Assignment
Filter the entries, keeping every line with the string "desc".

[Interface dataset entries]
<<<<

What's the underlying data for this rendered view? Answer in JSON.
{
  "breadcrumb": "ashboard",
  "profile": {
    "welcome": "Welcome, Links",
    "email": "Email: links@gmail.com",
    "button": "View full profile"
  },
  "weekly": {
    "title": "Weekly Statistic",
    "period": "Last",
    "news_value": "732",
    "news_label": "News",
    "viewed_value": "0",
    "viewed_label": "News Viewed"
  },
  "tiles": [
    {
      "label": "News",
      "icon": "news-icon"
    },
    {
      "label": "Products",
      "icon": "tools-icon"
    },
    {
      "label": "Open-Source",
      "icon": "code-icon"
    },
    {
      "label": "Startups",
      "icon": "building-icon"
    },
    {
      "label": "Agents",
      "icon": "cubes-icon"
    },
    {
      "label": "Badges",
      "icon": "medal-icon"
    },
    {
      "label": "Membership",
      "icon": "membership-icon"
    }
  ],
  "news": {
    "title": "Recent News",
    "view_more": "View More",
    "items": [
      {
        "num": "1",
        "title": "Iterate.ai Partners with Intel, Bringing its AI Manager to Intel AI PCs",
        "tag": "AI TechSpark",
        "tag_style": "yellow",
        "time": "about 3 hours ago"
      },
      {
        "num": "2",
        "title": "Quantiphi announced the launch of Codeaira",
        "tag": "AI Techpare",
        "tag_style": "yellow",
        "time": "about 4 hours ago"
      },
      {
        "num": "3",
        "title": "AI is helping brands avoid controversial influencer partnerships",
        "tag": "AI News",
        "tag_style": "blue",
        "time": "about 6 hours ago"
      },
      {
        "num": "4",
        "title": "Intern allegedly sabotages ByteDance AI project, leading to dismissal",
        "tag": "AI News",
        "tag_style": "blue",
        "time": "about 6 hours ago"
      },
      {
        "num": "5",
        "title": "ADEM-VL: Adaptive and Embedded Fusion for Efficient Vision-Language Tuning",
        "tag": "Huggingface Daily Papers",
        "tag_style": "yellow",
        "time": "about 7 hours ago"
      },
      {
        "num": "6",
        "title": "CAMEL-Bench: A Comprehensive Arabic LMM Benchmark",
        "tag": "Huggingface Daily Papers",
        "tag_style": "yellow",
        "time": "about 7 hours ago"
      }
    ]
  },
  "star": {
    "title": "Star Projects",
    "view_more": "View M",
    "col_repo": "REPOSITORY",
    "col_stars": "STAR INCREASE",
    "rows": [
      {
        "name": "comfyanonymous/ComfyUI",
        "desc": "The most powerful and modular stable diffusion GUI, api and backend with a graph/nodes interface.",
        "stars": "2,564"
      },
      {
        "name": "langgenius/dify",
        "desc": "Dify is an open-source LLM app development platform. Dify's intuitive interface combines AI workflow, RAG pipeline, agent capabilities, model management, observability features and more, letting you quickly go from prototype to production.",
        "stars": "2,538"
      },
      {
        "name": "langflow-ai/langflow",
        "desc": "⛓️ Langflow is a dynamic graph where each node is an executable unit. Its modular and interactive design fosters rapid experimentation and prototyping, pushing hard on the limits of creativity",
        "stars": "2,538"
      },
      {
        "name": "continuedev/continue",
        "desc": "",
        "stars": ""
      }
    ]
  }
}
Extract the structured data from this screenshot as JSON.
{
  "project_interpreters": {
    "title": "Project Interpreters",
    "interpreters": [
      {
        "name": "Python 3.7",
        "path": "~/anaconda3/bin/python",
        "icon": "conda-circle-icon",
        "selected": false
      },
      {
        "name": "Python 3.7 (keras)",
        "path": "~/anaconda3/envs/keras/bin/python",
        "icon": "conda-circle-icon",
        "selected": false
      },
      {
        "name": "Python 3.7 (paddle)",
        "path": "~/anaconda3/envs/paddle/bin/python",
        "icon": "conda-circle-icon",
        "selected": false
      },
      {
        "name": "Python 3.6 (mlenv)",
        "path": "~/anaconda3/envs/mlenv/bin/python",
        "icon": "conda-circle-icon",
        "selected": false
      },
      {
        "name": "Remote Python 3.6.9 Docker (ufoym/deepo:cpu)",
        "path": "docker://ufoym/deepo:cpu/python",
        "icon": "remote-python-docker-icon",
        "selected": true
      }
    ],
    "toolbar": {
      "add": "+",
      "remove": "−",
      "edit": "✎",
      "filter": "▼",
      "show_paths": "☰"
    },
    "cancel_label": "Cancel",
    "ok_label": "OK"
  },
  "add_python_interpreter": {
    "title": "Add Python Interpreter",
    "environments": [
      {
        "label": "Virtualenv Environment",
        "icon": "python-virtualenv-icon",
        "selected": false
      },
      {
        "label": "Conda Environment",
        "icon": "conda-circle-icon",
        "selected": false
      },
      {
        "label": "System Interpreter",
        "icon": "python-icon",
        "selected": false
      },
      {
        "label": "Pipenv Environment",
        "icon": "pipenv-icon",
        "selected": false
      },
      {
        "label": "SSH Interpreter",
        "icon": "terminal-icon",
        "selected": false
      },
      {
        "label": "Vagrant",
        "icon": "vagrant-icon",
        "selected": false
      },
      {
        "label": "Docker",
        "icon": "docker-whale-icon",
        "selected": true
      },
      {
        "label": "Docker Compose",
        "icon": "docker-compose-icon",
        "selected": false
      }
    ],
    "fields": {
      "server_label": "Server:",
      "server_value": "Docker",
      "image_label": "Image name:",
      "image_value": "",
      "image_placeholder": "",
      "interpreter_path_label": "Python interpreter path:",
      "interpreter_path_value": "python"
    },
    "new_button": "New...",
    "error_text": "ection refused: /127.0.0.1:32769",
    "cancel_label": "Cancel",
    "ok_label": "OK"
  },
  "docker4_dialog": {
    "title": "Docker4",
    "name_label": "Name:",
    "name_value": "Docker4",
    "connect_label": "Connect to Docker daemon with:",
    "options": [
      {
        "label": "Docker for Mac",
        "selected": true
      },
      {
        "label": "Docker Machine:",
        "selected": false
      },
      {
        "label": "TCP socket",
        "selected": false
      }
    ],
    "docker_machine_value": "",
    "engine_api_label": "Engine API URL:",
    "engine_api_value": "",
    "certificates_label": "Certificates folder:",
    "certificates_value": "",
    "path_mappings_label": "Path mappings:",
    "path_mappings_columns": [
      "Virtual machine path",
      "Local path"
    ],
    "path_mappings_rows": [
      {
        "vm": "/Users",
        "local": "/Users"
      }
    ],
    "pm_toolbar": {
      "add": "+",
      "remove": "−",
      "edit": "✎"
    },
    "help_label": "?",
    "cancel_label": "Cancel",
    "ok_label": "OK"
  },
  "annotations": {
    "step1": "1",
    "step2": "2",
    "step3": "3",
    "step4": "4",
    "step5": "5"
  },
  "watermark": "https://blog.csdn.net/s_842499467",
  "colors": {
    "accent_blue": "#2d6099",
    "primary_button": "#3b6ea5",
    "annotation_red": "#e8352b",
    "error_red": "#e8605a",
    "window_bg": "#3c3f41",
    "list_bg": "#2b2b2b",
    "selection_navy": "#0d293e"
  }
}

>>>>

Result for this exercise
        "desc": "The most powerful and modular stable diffusion GUI, api and backend with a graph/nodes interface.",
        "desc": "Dify is an open-source LLM app development platform. Dify's intuitive interface combines AI workflow, RAG pipeline, agent capabilities, model management, observability features and more, letting you quickly go from prototype to production.",
        "desc": "⛓️ Langflow is a dynamic graph where each node is an executable unit. Its modular and interactive design fosters rapid experimentation and prototyping, pushing hard on the limits of creativity",
        "desc": "",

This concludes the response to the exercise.